The Lake Cumberland Beekeepers’ Association will attend again, with a demonstration on how to keep bees — a physically tiny, but hugely significant species to the environment — for the physically challenged.
Local musicians will also perform, along with “Sogo Drums,” an African drumming band.
And the STAR Lab, a portable planetarium, is back again this year.
“We got some disappointed people last year when we didn’t have it,” said Sherman.
The SCC Culinary Arts Program will serve food samples as well, and nature walks and the “Redbud Run” will be held at SCC’s nature trail.
Sherman’s hopes that the community feel a sense of ownership over the Earth Day Celebration seems to be coming to fruition, and she said she’s looking forward to seeing what this year’s even brings.
“We want the community to feel like it’s their event,” said Sherman. “And it seems we have people contacting us to say they want to present, not the other way around.”

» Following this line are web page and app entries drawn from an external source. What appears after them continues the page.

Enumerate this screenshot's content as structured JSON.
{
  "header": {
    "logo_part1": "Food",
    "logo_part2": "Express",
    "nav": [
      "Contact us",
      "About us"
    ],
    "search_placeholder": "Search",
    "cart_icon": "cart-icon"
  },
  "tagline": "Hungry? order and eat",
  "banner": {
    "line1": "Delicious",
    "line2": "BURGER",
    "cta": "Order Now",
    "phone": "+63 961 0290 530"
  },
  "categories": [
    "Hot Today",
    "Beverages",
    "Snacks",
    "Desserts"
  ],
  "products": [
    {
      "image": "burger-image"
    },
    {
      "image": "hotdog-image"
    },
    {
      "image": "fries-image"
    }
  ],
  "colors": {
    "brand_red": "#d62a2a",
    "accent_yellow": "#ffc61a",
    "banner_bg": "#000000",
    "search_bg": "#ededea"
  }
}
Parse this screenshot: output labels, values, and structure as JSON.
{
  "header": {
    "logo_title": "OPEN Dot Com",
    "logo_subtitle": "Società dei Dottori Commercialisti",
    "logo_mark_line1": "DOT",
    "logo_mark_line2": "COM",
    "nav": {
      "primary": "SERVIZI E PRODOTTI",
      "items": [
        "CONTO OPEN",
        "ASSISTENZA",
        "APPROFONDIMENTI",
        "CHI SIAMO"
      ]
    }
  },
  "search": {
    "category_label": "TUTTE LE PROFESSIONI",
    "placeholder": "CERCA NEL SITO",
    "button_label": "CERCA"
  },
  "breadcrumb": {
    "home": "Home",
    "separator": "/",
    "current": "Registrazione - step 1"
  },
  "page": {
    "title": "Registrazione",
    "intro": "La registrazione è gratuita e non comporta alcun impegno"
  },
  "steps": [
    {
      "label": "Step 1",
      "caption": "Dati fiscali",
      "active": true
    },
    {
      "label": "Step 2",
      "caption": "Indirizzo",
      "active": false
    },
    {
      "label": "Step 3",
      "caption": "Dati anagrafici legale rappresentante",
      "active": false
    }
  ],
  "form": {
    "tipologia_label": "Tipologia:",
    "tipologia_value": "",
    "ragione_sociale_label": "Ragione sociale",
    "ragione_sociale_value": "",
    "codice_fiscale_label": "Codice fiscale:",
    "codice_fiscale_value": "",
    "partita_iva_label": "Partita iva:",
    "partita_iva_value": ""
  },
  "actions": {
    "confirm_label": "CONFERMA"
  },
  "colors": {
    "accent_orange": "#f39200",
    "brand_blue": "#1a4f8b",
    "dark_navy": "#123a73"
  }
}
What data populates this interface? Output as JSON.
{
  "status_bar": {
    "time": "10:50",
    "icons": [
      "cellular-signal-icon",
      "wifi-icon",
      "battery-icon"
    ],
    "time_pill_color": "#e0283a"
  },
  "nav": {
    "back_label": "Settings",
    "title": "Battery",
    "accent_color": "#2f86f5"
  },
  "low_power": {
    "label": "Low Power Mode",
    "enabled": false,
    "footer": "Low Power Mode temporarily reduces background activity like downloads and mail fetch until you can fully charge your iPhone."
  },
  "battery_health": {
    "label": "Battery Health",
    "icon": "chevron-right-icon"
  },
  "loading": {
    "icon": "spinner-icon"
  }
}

The event will be held rain or shine (exhibits will be moved inside in the case of inclement weather) at the SCC North Campus on Sunday, April 21, from 1 p.m. to 5 p.m.